PROBLEM STATEMENT: Extract all lines that hold "question" from the records below.

Dataset rows describing interfaces:
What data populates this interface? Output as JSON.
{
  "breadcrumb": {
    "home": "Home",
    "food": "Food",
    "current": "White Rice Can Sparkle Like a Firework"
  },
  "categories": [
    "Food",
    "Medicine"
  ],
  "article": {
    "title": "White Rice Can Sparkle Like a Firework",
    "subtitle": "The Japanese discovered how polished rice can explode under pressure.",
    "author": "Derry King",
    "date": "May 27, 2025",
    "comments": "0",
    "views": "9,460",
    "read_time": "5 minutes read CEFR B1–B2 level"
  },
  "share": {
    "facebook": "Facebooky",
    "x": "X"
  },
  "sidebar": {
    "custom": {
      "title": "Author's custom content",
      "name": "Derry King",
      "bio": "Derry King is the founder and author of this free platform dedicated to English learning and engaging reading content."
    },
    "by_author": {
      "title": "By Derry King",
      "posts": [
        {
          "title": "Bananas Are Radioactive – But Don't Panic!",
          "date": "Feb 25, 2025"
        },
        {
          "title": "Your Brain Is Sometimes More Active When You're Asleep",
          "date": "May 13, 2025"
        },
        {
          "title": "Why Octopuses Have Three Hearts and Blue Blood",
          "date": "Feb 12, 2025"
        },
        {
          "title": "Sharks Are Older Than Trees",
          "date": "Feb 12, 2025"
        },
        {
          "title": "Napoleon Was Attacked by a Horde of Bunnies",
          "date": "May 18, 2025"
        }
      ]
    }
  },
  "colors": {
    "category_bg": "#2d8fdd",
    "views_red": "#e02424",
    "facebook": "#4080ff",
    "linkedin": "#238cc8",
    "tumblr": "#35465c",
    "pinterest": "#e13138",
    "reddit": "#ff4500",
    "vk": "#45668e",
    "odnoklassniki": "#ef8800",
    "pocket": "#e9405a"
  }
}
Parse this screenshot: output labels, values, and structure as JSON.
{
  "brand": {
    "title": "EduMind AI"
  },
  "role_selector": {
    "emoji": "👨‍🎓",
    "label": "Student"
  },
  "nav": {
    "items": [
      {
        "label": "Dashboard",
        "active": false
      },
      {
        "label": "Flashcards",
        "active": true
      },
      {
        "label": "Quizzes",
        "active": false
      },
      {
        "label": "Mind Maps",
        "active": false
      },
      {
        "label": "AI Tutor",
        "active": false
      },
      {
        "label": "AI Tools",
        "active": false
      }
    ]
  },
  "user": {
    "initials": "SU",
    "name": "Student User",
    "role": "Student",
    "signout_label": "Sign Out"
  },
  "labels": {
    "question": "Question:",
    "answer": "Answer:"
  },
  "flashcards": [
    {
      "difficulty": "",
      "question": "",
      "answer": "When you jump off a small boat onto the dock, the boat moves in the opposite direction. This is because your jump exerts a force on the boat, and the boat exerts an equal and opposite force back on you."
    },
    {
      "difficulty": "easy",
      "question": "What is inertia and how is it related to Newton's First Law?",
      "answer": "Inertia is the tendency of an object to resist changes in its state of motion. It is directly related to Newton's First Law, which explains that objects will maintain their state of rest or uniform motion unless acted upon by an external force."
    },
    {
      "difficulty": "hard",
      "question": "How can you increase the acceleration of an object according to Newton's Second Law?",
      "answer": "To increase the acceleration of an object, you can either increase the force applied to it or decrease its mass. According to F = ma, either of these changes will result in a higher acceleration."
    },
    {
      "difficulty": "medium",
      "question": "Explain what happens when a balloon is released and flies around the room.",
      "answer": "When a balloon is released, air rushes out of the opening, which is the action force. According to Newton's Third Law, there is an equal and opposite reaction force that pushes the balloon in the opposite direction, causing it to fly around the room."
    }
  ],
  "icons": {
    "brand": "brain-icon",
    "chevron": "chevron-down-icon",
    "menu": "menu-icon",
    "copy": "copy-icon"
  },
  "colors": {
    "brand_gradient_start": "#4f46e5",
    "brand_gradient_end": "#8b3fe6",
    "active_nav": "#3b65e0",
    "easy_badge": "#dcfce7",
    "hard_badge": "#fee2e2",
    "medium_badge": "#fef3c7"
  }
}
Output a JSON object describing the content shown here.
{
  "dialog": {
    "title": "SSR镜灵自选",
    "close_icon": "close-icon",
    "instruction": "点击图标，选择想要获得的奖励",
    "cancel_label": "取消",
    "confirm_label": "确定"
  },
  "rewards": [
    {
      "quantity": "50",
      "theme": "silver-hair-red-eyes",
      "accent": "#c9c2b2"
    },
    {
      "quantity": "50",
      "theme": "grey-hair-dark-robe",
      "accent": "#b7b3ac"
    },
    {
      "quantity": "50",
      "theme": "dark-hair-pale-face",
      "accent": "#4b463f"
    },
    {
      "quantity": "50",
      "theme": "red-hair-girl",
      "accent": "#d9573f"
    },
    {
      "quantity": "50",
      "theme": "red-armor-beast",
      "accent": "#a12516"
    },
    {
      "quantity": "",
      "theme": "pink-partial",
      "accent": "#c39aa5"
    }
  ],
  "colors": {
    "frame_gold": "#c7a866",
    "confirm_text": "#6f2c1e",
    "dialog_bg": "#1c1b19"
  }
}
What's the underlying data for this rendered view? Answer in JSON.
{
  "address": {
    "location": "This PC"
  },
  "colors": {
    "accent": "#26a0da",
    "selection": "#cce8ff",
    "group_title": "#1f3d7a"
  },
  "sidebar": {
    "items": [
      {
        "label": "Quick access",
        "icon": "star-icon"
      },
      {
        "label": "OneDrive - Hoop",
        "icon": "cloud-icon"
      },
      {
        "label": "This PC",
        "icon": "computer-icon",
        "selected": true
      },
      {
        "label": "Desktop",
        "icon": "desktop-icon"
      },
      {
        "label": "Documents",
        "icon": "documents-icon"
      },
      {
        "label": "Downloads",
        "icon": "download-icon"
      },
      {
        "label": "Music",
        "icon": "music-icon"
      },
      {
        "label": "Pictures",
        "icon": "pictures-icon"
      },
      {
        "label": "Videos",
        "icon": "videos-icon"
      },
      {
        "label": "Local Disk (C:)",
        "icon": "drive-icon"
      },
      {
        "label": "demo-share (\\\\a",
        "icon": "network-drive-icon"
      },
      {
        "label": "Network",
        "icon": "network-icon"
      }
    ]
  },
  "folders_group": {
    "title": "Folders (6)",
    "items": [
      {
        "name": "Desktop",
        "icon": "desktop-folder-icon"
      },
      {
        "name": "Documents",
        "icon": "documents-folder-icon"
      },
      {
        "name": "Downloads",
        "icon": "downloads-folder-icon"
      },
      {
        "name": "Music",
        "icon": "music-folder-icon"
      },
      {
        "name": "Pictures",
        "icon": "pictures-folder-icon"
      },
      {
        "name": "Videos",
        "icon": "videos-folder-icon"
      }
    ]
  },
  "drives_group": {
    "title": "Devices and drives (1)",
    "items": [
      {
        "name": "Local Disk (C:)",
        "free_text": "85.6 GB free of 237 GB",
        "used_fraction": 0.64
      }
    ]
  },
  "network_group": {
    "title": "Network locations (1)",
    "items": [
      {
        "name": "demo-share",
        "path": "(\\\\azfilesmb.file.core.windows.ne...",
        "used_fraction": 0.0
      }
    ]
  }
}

ANSWER SPACE:
    "question": "Question:",
      "question": "",
      "question": "What is inertia and how is it related to Newton's First Law?",
      "question": "How can you increase the acceleration of an object according to Newton's Second Law?",
      "question": "Explain what happens when a balloon is released and flies around the room.",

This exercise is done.